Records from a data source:

########

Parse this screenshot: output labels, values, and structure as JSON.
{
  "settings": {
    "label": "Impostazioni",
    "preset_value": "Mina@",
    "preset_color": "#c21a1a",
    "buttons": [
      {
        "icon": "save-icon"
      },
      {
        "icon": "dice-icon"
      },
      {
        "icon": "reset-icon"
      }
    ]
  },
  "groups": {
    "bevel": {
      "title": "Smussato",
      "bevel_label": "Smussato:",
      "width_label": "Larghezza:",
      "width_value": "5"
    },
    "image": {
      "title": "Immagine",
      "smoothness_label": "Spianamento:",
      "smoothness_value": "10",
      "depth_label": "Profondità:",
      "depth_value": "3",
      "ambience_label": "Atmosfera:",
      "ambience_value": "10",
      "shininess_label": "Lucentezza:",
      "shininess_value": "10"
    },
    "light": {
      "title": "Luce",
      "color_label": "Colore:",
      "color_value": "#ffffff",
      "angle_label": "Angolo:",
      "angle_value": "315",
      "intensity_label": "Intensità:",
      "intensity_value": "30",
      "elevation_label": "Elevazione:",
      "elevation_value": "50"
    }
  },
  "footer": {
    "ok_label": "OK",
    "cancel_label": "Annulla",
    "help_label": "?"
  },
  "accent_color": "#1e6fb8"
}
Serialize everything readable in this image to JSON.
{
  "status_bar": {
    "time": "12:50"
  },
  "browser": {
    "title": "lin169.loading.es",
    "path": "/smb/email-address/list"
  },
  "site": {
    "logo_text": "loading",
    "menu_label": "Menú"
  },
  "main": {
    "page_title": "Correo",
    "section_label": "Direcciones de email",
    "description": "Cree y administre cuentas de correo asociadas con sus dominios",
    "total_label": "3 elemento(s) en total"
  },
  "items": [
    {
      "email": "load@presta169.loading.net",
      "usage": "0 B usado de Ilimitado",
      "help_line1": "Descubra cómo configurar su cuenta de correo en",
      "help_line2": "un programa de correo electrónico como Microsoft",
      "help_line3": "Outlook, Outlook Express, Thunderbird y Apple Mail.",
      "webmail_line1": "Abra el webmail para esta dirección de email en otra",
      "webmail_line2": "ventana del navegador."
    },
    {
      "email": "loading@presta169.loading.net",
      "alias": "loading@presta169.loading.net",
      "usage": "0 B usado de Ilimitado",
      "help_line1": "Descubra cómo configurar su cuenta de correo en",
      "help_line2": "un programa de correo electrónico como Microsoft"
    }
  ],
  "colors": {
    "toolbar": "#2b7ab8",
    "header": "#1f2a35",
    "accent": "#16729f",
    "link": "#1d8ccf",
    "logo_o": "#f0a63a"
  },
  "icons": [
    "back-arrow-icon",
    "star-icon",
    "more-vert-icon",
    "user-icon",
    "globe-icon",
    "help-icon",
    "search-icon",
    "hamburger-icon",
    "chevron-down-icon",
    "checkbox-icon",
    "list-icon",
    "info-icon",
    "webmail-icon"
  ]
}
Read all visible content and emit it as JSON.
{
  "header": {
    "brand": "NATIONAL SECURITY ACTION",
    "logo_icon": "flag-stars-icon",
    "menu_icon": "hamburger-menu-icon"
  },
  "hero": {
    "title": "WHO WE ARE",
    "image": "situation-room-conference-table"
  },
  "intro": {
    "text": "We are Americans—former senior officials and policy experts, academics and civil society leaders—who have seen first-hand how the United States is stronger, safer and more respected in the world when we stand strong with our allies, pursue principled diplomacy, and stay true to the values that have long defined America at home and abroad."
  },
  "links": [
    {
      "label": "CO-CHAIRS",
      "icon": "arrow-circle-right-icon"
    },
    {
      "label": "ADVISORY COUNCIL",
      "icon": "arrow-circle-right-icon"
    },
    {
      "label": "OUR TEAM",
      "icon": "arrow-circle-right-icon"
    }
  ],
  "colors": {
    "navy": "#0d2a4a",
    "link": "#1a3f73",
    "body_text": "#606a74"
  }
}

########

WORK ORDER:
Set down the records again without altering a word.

THE COMPLETED TASK:
Parse this screenshot: output labels, values, and structure as JSON.
{
  "settings": {
    "label": "Impostazioni",
    "preset_value": "Mina@",
    "preset_color": "#c21a1a",
    "buttons": [
      {
        "icon": "save-icon"
      },
      {
        "icon": "dice-icon"
      },
      {
        "icon": "reset-icon"
      }
    ]
  },
  "groups": {
    "bevel": {
      "title": "Smussato",
      "bevel_label": "Smussato:",
      "width_label": "Larghezza:",
      "width_value": "5"
    },
    "image": {
      "title": "Immagine",
      "smoothness_label": "Spianamento:",
      "smoothness_value": "10",
      "depth_label": "Profondità:",
      "depth_value": "3",
      "ambience_label": "Atmosfera:",
      "ambience_value": "10",
      "shininess_label": "Lucentezza:",
      "shininess_value": "10"
    },
    "light": {
      "title": "Luce",
      "color_label": "Colore:",
      "color_value": "#ffffff",
      "angle_label": "Angolo:",
      "angle_value": "315",
      "intensity_label": "Intensità:",
      "intensity_value": "30",
      "elevation_label": "Elevazione:",
      "elevation_value": "50"
    }
  },
  "footer": {
    "ok_label": "OK",
    "cancel_label": "Annulla",
    "help_label": "?"
  },
  "accent_color": "#1e6fb8"
}
Serialize everything readable in this image to JSON.
{
  "status_bar": {
    "time": "12:50"
  },
  "browser": {
    "title": "lin169.loading.es",
    "path": "/smb/email-address/list"
  },
  "site": {
    "logo_text": "loading",
    "menu_label": "Menú"
  },
  "main": {
    "page_title": "Correo",
    "section_label": "Direcciones de email",
    "description": "Cree y administre cuentas de correo asociadas con sus dominios",
    "total_label": "3 elemento(s) en total"
  },
  "items": [
    {
      "email": "load@presta169.loading.net",
      "usage": "0 B usado de Ilimitado",
      "help_line1": "Descubra cómo configurar su cuenta de correo en",
      "help_line2": "un programa de correo electrónico como Microsoft",
      "help_line3": "Outlook, Outlook Express, Thunderbird y Apple Mail.",
      "webmail_line1": "Abra el webmail para esta dirección de email en otra",
      "webmail_line2": "ventana del navegador."
    },
    {
      "email": "loading@presta169.loading.net",
      "alias": "loading@presta169.loading.net",
      "usage": "0 B usado de Ilimitado",
      "help_line1": "Descubra cómo configurar su cuenta de correo en",
      "help_line2": "un programa de correo electrónico como Microsoft"
    }
  ],
  "colors": {
    "toolbar": "#2b7ab8",
    "header": "#1f2a35",
    "accent": "#16729f",
    "link": "#1d8ccf",
    "logo_o": "#f0a63a"
  },
  "icons": [
    "back-arrow-icon",
    "star-icon",
    "more-vert-icon",
    "user-icon",
    "globe-icon",
    "help-icon",
    "search-icon",
    "hamburger-icon",
    "chevron-down-icon",
    "checkbox-icon",
    "list-icon",
    "info-icon",
    "webmail-icon"
  ]
}
Read all visible content and emit it as JSON.
{
  "header": {
    "brand": "NATIONAL SECURITY ACTION",
    "logo_icon": "flag-stars-icon",
    "menu_icon": "hamburger-menu-icon"
  },
  "hero": {
    "title": "WHO WE ARE",
    "image": "situation-room-conference-table"
  },
  "intro": {
    "text": "We are Americans—former senior officials and policy experts, academics and civil society leaders—who have seen first-hand how the United States is stronger, safer and more respected in the world when we stand strong with our allies, pursue principled diplomacy, and stay true to the values that have long defined America at home and abroad."
  },
  "links": [
    {
      "label": "CO-CHAIRS",
      "icon": "arrow-circle-right-icon"
    },
    {
      "label": "ADVISORY COUNCIL",
      "icon": "arrow-circle-right-icon"
    },
    {
      "label": "OUR TEAM",
      "icon": "arrow-circle-right-icon"
    }
  ],
  "colors": {
    "navy": "#0d2a4a",
    "link": "#1a3f73",
    "body_text": "#606a74"
  }
}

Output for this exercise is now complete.